BEGIN Data records
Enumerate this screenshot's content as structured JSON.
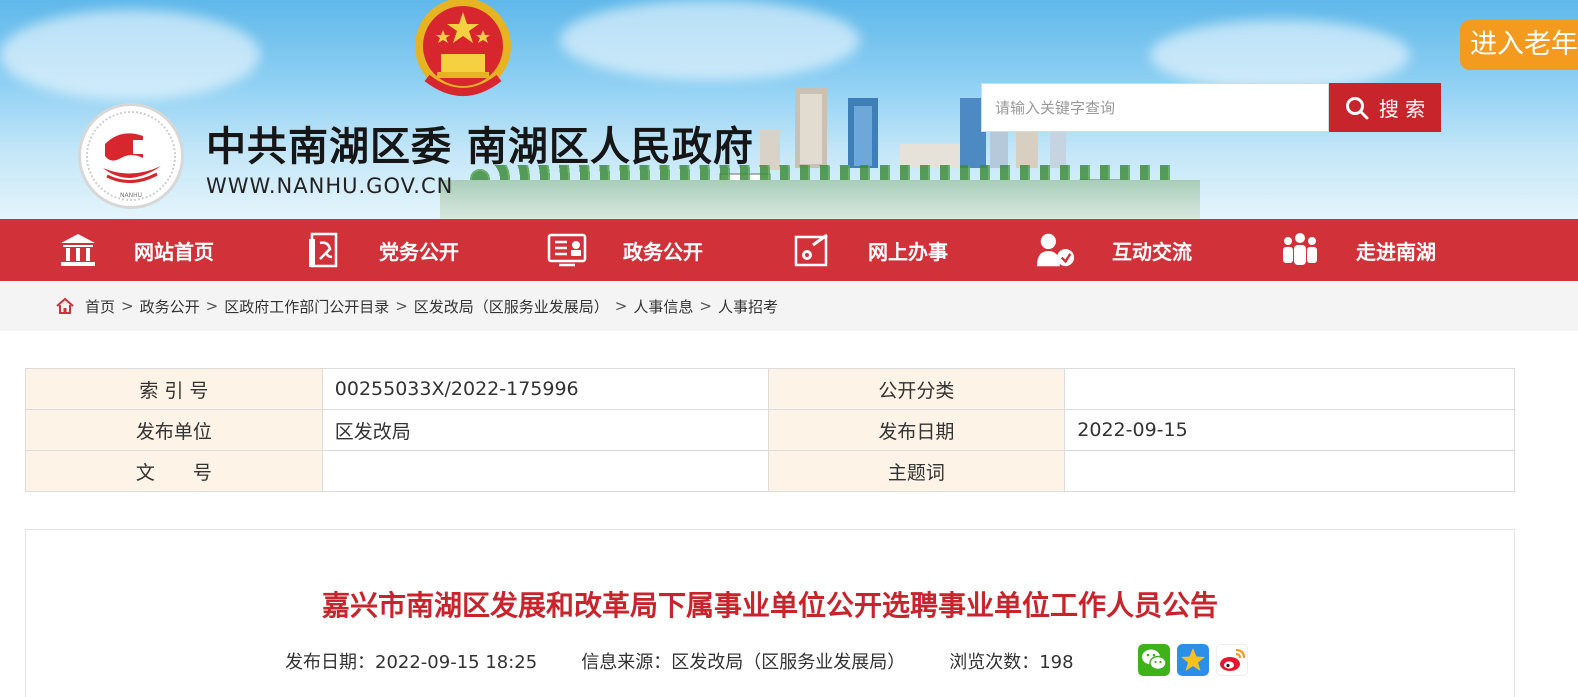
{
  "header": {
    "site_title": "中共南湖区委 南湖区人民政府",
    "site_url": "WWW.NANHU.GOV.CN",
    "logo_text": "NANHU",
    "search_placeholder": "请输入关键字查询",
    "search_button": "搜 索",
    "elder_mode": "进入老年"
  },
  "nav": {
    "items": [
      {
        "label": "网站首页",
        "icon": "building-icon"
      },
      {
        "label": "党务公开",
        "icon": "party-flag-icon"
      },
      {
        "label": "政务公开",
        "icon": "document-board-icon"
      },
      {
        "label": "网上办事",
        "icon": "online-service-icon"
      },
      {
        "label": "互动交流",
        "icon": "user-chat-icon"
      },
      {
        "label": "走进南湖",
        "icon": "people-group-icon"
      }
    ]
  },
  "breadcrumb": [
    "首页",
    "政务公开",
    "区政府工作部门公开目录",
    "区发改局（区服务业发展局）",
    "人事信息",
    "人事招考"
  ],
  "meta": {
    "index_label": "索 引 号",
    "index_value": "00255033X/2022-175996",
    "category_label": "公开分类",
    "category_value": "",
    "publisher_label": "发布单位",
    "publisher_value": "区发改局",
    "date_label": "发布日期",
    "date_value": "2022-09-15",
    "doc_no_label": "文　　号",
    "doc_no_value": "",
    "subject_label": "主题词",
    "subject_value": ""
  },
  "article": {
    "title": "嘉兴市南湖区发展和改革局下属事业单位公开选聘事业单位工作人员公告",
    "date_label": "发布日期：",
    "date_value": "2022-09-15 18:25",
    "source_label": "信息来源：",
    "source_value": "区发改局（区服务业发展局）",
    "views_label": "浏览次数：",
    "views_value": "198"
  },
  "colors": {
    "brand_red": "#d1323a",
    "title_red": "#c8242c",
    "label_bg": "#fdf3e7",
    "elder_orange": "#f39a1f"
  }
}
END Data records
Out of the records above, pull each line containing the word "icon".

        "icon": "building-icon"
        "icon": "party-flag-icon"
        "icon": "document-board-icon"
        "icon": "online-service-icon"
        "icon": "user-chat-icon"
        "icon": "people-group-icon"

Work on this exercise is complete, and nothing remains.